Once I've done that I can move to the other side. And here is my take-away from this particular setback. The most important belief that I have about life is that everything is always, ALWAYS working out for me. Even when it doesn't feel like it. Even when it sucks a big butt and is hard and disappointing and exhausting and seems hopeless.
How can I believe this and live this way? Because I derive my sources of inspiration and...
I recently had the opportunity to fulfill one of my life's dreams: to see Oprah live. Her 2020 Vision: Your Life in Focus tour was making a stop in my backyard. So, once again, I said "yes" to myself and bought the ticket ($90 on Craigslist in a suite, pretty "sweet" deal...pun intended). And here were my biggest take-aways.
The life principles that Oprah talked about are universally applicable. They follow the same patterns, and when you understand them and stick with them, they yield results. She opened with this:
Wellness = All Things in Balance AND we can have everything we're supposed to have, just not all at the same time.

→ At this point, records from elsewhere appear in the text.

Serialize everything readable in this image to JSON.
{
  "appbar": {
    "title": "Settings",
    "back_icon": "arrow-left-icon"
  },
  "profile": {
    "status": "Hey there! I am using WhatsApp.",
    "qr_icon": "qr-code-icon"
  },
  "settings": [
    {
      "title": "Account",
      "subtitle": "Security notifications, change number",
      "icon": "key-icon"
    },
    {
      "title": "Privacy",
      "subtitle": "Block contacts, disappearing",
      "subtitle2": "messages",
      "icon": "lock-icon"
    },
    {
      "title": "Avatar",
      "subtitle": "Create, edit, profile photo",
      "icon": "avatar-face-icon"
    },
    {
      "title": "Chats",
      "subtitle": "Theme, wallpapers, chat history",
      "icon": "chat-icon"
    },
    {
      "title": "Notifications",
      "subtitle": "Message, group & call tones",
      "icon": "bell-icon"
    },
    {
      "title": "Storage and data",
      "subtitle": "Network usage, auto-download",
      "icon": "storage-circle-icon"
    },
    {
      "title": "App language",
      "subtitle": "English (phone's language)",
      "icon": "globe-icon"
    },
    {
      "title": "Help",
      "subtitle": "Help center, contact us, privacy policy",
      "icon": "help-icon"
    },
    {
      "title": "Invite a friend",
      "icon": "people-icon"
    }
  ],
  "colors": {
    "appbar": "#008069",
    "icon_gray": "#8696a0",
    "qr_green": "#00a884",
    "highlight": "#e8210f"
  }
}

When we have the intention of balance as our starting point, then we make sure to give energy and attention to each segment of our life over time.
Those who teach personal fulfillment and development (Oprah, Deepak, Tony Robbins, Danielle Laporte, Vishen Lakhiani, Brendon Burchard, Rachel...
When you set goals, what is your process? For most people, they get super jazzed about an idea, they may or may not write it down, and then they go straight into implementation mode.
For example, they’ll think, "I want to lose weight. I’m super motivated to do it because I’ve been eating like crap and none of my clothes fit."
The problem is that after they do these things for a few days or weeks, the initial excitement and resolve wears off and the old habits slip back in. They also realize pretty quickly, that just going through these motions….doing these tasks….there is something that feels kind of empty about the whole thing.
It’s not fulfilling.
It’s not sustainable.
There is not enough motivation or inspiration to keep them going.
Here we go again...another round of New Year’s resolutions that will bring us a sense of purpose and clarity, for what 2 weeks? 1 month? 2 months max?
The statistics on how many people actually follow through and accomplish their New Year's resolutions are rather grim.
So if this is such a widespread challenge for most of us, what is the solution?
Clearly, we all want to do better, be better, stop eating so much we can’t fit in our pants, and stop spending money like it’s water.
That’s why we keep getting back up on the New Year’s resolution horse, and why we set new goals, not only at this time of year, but all year long. It’s not like we don’t have good intentions, or that we’re not trying, but year after year most of slip back into our same old habits, ruts, or routines and...